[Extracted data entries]
⟨

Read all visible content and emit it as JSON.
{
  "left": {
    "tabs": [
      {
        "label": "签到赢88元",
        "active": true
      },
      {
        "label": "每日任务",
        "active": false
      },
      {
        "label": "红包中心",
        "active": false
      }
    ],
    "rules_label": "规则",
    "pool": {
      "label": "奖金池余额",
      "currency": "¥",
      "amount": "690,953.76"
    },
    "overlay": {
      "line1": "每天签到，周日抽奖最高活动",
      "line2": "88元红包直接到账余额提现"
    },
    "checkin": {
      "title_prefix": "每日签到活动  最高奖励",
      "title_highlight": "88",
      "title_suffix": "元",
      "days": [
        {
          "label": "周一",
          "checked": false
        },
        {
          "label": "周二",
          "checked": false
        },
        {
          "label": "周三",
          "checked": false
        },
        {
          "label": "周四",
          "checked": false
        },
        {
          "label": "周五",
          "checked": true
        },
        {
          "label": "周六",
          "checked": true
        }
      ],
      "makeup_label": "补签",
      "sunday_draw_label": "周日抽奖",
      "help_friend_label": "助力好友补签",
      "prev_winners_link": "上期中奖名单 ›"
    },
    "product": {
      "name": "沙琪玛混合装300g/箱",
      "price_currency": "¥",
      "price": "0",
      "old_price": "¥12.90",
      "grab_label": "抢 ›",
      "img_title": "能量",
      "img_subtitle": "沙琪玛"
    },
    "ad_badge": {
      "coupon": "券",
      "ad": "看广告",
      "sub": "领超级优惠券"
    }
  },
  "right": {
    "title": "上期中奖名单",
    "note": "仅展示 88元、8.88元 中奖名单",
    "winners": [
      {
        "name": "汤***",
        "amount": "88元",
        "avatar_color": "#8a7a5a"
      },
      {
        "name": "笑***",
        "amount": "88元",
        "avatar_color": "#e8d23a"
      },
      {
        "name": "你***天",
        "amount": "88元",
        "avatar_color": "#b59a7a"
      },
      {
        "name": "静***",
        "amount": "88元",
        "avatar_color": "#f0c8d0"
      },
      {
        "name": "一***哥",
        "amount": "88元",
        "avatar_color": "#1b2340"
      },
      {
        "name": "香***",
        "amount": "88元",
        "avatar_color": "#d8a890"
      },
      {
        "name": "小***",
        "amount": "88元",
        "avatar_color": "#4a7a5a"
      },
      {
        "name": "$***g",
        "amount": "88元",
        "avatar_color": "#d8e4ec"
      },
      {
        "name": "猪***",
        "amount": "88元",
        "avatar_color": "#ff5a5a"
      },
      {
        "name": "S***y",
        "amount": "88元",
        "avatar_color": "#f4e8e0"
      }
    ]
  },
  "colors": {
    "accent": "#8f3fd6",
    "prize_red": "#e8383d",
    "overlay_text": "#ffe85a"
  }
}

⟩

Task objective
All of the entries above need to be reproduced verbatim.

Answer for this exercise
Read all visible content and emit it as JSON.
{
  "left": {
    "tabs": [
      {
        "label": "签到赢88元",
        "active": true
      },
      {
        "label": "每日任务",
        "active": false
      },
      {
        "label": "红包中心",
        "active": false
      }
    ],
    "rules_label": "规则",
    "pool": {
      "label": "奖金池余额",
      "currency": "¥",
      "amount": "690,953.76"
    },
    "overlay": {
      "line1": "每天签到，周日抽奖最高活动",
      "line2": "88元红包直接到账余额提现"
    },
    "checkin": {
      "title_prefix": "每日签到活动  最高奖励",
      "title_highlight": "88",
      "title_suffix": "元",
      "days": [
        {
          "label": "周一",
          "checked": false
        },
        {
          "label": "周二",
          "checked": false
        },
        {
          "label": "周三",
          "checked": false
        },
        {
          "label": "周四",
          "checked": false
        },
        {
          "label": "周五",
          "checked": true
        },
        {
          "label": "周六",
          "checked": true
        }
      ],
      "makeup_label": "补签",
      "sunday_draw_label": "周日抽奖",
      "help_friend_label": "助力好友补签",
      "prev_winners_link": "上期中奖名单 ›"
    },
    "product": {
      "name": "沙琪玛混合装300g/箱",
      "price_currency": "¥",
      "price": "0",
      "old_price": "¥12.90",
      "grab_label": "抢 ›",
      "img_title": "能量",
      "img_subtitle": "沙琪玛"
    },
    "ad_badge": {
      "coupon": "券",
      "ad": "看广告",
      "sub": "领超级优惠券"
    }
  },
  "right": {
    "title": "上期中奖名单",
    "note": "仅展示 88元、8.88元 中奖名单",
    "winners": [
      {
        "name": "汤***",
        "amount": "88元",
        "avatar_color": "#8a7a5a"
      },
      {
        "name": "笑***",
        "amount": "88元",
        "avatar_color": "#e8d23a"
      },
      {
        "name": "你***天",
        "amount": "88元",
        "avatar_color": "#b59a7a"
      },
      {
        "name": "静***",
        "amount": "88元",
        "avatar_color": "#f0c8d0"
      },
      {
        "name": "一***哥",
        "amount": "88元",
        "avatar_color": "#1b2340"
      },
      {
        "name": "香***",
        "amount": "88元",
        "avatar_color": "#d8a890"
      },
      {
        "name": "小***",
        "amount": "88元",
        "avatar_color": "#4a7a5a"
      },
      {
        "name": "$***g",
        "amount": "88元",
        "avatar_color": "#d8e4ec"
      },
      {
        "name": "猪***",
        "amount": "88元",
        "avatar_color": "#ff5a5a"
      },
      {
        "name": "S***y",
        "amount": "88元",
        "avatar_color": "#f4e8e0"
      }
    ]
  },
  "colors": {
    "accent": "#8f3fd6",
    "prize_red": "#e8383d",
    "overlay_text": "#ffe85a"
  }
}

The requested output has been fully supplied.